Fritz Leiber is indisputably one of the greatest SF/Fantasy/Horror writers of the twentieth century, a multiple award winner, and creator of one of the best known Fantasy duos of all time, Fafhrd and the Gray Mouser. But now, less than two decades after his death, most of his work is out of print, save for some Fafhrd/Gray Mouser collections. So this book serves as an outstanding introduction to Leiber’s work in the short form.
It is retrospectively organized, beginning with the seminal Urban Fantasy short story “Smoke Ghost” from 1941, and finishing with a late, very good, Fafhrd/Gray Mouser story, “The Curse of the Smalls and the Stars”. In between there are a few of his Hugo and Nebula winners: the wonderful “dice with the devil” story “Gonna Roll the Bones”; the atmospheric and tragic origin story for Fafhrd and the Gray Mouser, “Ill Met in Lankhmar”; and the clever late alternate history piece “Catch That Zeppelin”. (The missing Hugo winner is “Ship of Shadows”, a fine story that I sense is being unjustly forgotten these days.)
Other unmissable classics are included. From the 1950s, the SF Hall of Fame story “Coming Attraction”, a dark look at a degraded future that I think one of the best pieces of 50s SF; the famous clever story of life in a very cold future, “A Pail of Air”; and the cute, moving, “Space Time for Springers”, about Gummitch the super cat who longs to become a human. From the 60s there is one my long-time favorite Leiber stories, “Four Ghosts in Hamlet”, about a touring Shakespeare company and an aging drunken former star who makes one last tour. And the first Leiber story to really grab me was “Midnight by the Morphy Watch”, from 1974—an excellent story about a haunted watch that once belonged to Paul Morphy coming into the possession of a present day chess player.
As a “selection” it doesn’t really include many surprises—on purpose, I suppose. As noted, it shows off his very early prefiguring of the whole Urban Fantasy genre in “Smoke Ghost”. It shows off his sometimes rather dark sexual content—Leiber was more “adult” in his writing about sex, than almost any—perhaps any at all—SF writer of his era. Even early stories such as “The Girl with the Hungry Eyes” and “A Deskful of Girls” make that clear. There is also first-rate sociological extrapolation: not just “Coming Attraction” but “America the Beautiful”, a depiction of an almost utopian U.S. shadowed by endless war. Leiber made major contributions as an SF writer, a Horror writer, and an Adventure Fantasy writer, and all those sides are shown off well here. The three Fafhrd/Gray Mouser stories chosen strike me as a particularly well-balanced set.
Of course I miss a couple of stories—any Leiber enthusiast will—besides “Ship of Shadows” I’d have liked to see a “The Death of Princes” and especially “A Rite of Spring”, two more of quite a few excellent stories Leiber wrote in the 70s. And a Change War story might have been a nice addition, as well.
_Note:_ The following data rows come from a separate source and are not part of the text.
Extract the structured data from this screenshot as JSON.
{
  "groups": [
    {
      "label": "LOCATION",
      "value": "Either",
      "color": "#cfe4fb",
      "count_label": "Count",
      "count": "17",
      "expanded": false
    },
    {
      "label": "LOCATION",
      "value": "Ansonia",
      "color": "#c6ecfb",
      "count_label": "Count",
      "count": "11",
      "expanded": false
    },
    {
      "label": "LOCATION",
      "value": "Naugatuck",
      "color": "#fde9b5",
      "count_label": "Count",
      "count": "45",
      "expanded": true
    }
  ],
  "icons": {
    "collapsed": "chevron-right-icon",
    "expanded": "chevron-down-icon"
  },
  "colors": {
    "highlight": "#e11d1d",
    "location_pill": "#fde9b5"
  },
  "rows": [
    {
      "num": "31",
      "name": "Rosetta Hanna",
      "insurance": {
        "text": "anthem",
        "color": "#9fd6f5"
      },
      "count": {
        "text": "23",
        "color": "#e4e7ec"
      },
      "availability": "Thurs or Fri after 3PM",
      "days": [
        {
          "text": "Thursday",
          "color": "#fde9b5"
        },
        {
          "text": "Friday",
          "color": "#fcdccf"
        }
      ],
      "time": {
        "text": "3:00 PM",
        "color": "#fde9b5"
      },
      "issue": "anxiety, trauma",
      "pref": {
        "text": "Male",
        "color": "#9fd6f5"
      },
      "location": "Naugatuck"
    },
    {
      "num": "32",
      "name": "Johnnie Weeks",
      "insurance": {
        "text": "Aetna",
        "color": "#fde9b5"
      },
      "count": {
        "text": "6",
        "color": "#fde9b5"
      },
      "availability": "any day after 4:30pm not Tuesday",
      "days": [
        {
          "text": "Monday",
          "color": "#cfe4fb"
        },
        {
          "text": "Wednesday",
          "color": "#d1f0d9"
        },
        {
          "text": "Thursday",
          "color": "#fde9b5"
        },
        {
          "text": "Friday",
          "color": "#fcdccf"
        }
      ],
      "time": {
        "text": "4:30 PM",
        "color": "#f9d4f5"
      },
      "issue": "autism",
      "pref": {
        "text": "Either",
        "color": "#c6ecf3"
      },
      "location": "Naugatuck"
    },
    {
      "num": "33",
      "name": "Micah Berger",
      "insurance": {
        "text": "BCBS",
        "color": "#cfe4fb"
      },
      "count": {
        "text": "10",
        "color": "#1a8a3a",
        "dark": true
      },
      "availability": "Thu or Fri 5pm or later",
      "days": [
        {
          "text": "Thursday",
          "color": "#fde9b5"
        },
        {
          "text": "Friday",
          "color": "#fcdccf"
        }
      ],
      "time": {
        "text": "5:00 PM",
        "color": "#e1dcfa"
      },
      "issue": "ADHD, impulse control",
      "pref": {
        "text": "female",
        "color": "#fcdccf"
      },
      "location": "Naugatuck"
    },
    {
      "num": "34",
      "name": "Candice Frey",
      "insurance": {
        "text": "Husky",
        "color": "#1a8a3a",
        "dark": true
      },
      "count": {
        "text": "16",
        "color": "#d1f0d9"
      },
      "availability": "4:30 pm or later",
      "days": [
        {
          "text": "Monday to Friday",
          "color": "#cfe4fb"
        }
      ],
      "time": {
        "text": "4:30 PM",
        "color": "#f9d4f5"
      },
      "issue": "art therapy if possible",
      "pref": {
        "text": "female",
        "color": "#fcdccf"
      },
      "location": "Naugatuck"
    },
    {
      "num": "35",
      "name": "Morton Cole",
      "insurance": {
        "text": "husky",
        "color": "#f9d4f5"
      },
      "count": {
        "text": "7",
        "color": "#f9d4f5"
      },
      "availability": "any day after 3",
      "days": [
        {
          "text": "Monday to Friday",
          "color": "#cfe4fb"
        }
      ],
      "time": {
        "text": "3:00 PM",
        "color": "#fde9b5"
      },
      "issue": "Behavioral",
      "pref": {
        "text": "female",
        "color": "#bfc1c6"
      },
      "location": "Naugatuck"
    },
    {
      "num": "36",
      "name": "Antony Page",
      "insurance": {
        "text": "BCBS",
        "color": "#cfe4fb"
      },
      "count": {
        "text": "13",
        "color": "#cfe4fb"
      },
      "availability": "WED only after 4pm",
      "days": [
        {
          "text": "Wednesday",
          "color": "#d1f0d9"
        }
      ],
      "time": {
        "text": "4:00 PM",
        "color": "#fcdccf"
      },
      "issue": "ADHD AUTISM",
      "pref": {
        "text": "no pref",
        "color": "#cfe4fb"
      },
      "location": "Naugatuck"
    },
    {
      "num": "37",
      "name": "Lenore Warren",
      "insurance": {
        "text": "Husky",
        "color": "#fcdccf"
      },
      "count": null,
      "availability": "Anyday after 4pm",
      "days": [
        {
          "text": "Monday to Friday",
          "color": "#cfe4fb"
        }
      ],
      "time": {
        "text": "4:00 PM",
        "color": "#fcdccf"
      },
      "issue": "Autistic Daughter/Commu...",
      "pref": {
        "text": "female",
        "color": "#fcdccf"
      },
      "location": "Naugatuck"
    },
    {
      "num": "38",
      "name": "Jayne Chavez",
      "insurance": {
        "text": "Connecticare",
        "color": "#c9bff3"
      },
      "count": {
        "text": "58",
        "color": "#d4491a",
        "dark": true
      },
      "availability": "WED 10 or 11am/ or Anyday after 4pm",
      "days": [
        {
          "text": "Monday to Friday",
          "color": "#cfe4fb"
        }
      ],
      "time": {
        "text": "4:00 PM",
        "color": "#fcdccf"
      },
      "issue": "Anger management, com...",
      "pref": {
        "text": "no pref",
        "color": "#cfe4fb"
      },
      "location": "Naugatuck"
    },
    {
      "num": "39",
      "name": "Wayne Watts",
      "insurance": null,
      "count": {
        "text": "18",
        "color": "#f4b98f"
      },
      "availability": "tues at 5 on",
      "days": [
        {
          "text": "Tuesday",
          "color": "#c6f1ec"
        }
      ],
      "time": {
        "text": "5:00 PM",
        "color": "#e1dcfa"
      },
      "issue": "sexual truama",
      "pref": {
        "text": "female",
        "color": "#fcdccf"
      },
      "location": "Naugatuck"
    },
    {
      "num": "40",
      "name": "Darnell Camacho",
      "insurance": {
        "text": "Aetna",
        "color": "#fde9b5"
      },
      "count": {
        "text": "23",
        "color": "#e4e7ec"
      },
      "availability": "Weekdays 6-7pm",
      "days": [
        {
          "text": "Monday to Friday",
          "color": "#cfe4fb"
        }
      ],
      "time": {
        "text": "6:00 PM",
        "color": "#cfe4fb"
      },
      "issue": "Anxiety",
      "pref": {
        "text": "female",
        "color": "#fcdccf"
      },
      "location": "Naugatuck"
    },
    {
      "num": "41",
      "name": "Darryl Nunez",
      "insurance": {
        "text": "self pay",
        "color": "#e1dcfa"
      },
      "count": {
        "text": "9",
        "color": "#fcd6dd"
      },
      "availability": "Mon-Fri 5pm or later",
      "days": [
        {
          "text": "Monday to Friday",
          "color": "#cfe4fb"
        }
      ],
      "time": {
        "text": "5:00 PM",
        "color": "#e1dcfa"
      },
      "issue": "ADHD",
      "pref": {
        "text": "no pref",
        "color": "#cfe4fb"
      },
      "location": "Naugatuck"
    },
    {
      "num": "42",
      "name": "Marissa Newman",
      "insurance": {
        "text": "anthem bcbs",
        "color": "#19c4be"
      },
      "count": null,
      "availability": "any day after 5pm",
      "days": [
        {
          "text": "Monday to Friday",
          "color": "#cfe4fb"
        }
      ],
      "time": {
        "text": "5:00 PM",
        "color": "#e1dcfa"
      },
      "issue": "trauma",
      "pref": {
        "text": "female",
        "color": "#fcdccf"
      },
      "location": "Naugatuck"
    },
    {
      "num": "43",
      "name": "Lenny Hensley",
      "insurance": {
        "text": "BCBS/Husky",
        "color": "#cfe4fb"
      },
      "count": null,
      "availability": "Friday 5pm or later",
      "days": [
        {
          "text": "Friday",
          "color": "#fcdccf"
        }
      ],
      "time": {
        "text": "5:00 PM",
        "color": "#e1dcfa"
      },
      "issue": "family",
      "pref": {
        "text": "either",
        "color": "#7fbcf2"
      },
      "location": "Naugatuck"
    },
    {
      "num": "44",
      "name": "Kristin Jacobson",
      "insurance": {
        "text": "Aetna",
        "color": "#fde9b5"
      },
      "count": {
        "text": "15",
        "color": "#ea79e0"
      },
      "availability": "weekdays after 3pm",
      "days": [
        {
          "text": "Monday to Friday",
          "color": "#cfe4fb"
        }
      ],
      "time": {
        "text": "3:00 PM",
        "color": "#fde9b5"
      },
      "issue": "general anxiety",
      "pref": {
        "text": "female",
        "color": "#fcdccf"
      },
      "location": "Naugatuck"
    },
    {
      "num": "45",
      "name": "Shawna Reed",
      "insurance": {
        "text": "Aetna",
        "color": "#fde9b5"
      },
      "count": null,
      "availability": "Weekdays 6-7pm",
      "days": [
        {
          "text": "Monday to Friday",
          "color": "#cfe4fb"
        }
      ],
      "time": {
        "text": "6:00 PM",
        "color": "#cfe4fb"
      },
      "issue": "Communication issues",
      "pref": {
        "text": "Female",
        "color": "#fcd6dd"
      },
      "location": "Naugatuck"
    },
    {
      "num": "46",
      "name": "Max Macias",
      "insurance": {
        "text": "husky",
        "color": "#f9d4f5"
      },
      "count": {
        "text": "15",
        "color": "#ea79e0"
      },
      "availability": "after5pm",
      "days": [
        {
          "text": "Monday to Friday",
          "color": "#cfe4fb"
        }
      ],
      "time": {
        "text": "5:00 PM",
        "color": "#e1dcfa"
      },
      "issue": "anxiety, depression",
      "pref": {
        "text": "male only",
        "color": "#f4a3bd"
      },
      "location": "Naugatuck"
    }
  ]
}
But only one story here disappointed me: the late horror story “Horrible Imaginings” has some excellent writing but is overlong and goes a bit off track, to my mind, towards the end. As an introduction to a great writer now fading, just a bit, from the public memory this book will do excellently—and if there are many more strong stories to look forward to, so much the better!
Selected Stories by Fritz Leiber
Edited by Charles N. Brown and Jonathan Strahan
Night Shade Books
$24.95 | hc | 364 pages